But it is easy to romanticize slums and shantytowns. The latter are built where land is available, which often means dangerous land, prone to flooding or mudslides. So cities cannot be planned. It is harder to provide roads, transport, sewerage, and other services. Building “illegally”, new arrivals may not want to be on government censuses. So governments cannot plan for their needs. Nor can they plan adequate protection from the ravages of climate change. Some cities offer much more opportunity for upward mobility than others; few African cities are ready – in terms of jobs, schools and virtually all other needs – to accept the numbers arriving every year.

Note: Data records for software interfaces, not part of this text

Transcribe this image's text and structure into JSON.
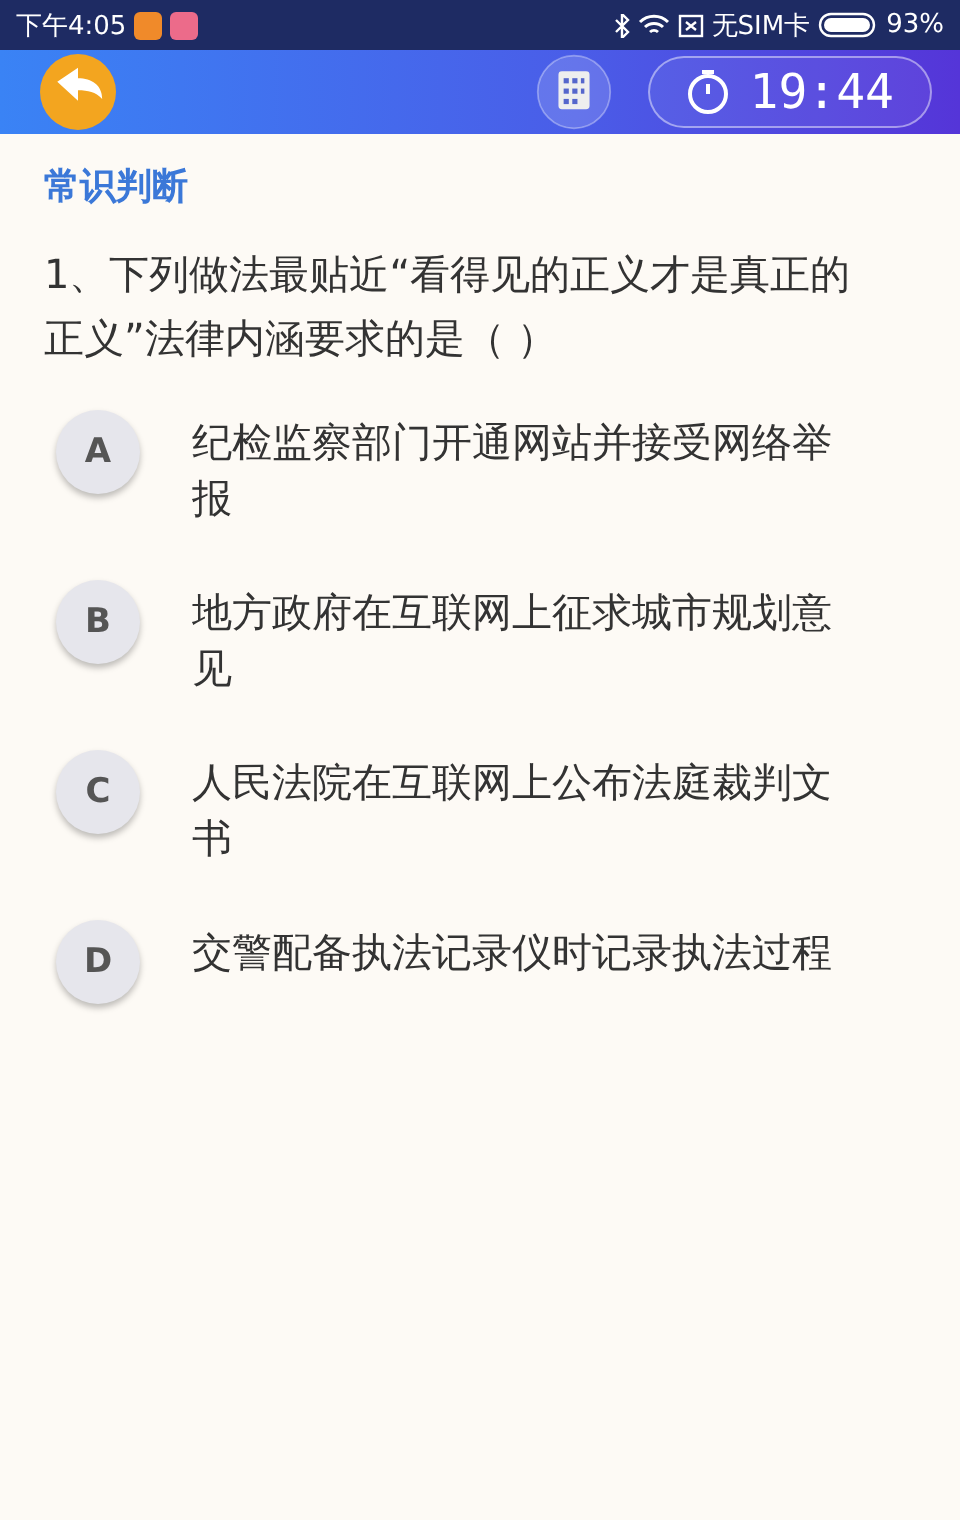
{
  "status_bar": {
    "time": "下午4:05",
    "carrier": "无SIM卡",
    "battery": "93%"
  },
  "header": {
    "timer": "19:44"
  },
  "section": "常识判断",
  "question": "1、下列做法最贴近“看得见的正义才是真正的正义”法律内涵要求的是（  ）",
  "options": [
    {
      "letter": "A",
      "text": "纪检监察部门开通网站并接受网络举报",
      "selected": false
    },
    {
      "letter": "B",
      "text": "地方政府在互联网上征求城市规划意见",
      "selected": false
    },
    {
      "letter": "C",
      "text": "人民法院在互联网上公布法庭裁判文书",
      "selected": false
    },
    {
      "letter": "D",
      "text": "交警配备执法记录仪时记录执法过程",
      "selected": false
    }
  ]
}
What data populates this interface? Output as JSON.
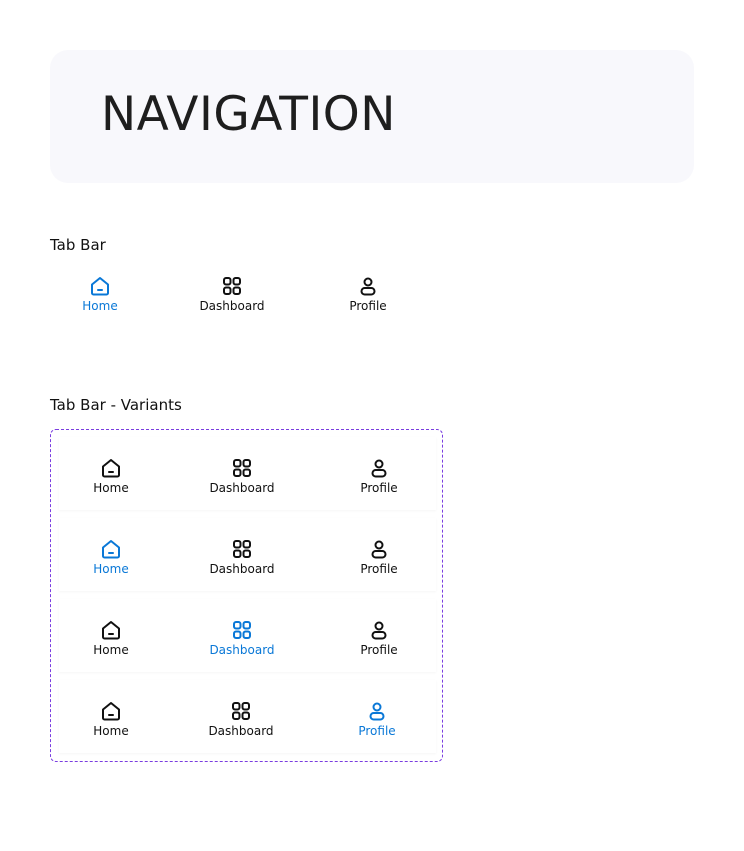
{
  "header": {
    "title": "NAVIGATION"
  },
  "sections": {
    "tabbar_label": "Tab Bar",
    "variants_label": "Tab Bar  - Variants"
  },
  "tabbar": {
    "tabs": [
      {
        "label": "Home",
        "icon": "home-icon",
        "active": true
      },
      {
        "label": "Dashboard",
        "icon": "dashboard-icon",
        "active": false
      },
      {
        "label": "Profile",
        "icon": "profile-icon",
        "active": false
      }
    ]
  },
  "variants": [
    {
      "tabs": [
        {
          "label": "Home"
        },
        {
          "label": "Dashboard"
        },
        {
          "label": "Profile"
        }
      ],
      "active": null
    },
    {
      "tabs": [
        {
          "label": "Home"
        },
        {
          "label": "Dashboard"
        },
        {
          "label": "Profile"
        }
      ],
      "active": "Home"
    },
    {
      "tabs": [
        {
          "label": "Home"
        },
        {
          "label": "Dashboard"
        },
        {
          "label": "Profile"
        }
      ],
      "active": "Dashboard"
    },
    {
      "tabs": [
        {
          "label": "Home"
        },
        {
          "label": "Dashboard"
        },
        {
          "label": "Profile"
        }
      ],
      "active": "Profile"
    }
  ],
  "colors": {
    "active": "#0a78d7",
    "inactive": "#111111",
    "variant_border": "#7a3de0",
    "header_bg": "#f8f8fc"
  }
}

The goal is to align the energy and organization of the slum and shanty dwellers with the best of enlightened urban government. There are good examples of such alignments all over the world. But they are rare, for many reasons, perhaps the most important being that neither side trusts the other.